======== SUPPLIED RECORDS ========
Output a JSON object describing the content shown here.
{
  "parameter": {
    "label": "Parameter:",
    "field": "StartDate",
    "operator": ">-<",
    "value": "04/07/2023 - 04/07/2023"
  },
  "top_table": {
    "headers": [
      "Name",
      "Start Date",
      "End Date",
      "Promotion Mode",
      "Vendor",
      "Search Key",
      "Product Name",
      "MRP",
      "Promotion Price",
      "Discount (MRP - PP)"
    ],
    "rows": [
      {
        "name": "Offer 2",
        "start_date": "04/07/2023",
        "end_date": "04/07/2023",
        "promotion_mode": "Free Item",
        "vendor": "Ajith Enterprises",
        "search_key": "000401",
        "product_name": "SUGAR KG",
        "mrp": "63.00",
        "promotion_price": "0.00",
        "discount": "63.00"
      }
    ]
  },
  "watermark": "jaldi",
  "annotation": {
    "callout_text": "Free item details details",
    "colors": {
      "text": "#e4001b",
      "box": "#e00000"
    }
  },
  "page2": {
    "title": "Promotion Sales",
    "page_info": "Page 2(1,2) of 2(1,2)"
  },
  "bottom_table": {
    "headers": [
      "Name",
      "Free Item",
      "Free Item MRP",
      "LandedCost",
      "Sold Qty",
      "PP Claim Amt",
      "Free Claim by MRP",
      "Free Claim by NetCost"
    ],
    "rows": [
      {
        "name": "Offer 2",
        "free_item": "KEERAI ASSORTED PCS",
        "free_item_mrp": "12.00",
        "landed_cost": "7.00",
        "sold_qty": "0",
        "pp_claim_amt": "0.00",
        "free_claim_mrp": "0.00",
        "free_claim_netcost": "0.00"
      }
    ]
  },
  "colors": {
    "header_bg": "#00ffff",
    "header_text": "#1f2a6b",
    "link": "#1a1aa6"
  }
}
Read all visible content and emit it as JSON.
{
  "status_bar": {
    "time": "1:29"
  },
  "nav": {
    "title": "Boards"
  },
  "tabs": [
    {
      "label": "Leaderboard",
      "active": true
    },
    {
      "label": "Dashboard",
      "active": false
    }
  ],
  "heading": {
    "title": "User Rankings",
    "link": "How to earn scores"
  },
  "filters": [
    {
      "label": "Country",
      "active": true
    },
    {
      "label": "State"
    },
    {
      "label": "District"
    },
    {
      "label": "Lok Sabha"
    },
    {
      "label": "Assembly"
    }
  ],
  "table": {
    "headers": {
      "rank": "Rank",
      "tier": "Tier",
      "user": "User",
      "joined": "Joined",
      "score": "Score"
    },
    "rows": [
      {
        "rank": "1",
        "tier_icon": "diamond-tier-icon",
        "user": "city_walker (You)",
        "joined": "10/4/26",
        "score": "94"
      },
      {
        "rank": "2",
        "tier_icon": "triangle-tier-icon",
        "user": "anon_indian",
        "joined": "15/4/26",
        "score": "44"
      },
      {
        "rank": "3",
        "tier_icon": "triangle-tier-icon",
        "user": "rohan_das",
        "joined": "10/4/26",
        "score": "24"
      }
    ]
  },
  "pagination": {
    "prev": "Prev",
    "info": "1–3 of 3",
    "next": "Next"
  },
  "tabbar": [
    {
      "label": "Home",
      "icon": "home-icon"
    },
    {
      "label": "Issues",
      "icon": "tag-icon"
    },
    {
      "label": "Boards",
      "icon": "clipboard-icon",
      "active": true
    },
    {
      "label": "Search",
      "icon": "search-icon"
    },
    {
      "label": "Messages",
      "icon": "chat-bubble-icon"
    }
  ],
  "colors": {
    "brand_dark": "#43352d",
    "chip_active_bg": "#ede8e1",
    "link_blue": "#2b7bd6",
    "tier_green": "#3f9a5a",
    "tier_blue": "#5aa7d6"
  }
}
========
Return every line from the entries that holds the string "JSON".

Output a JSON object describing the content shown here.
Read all visible content and emit it as JSON.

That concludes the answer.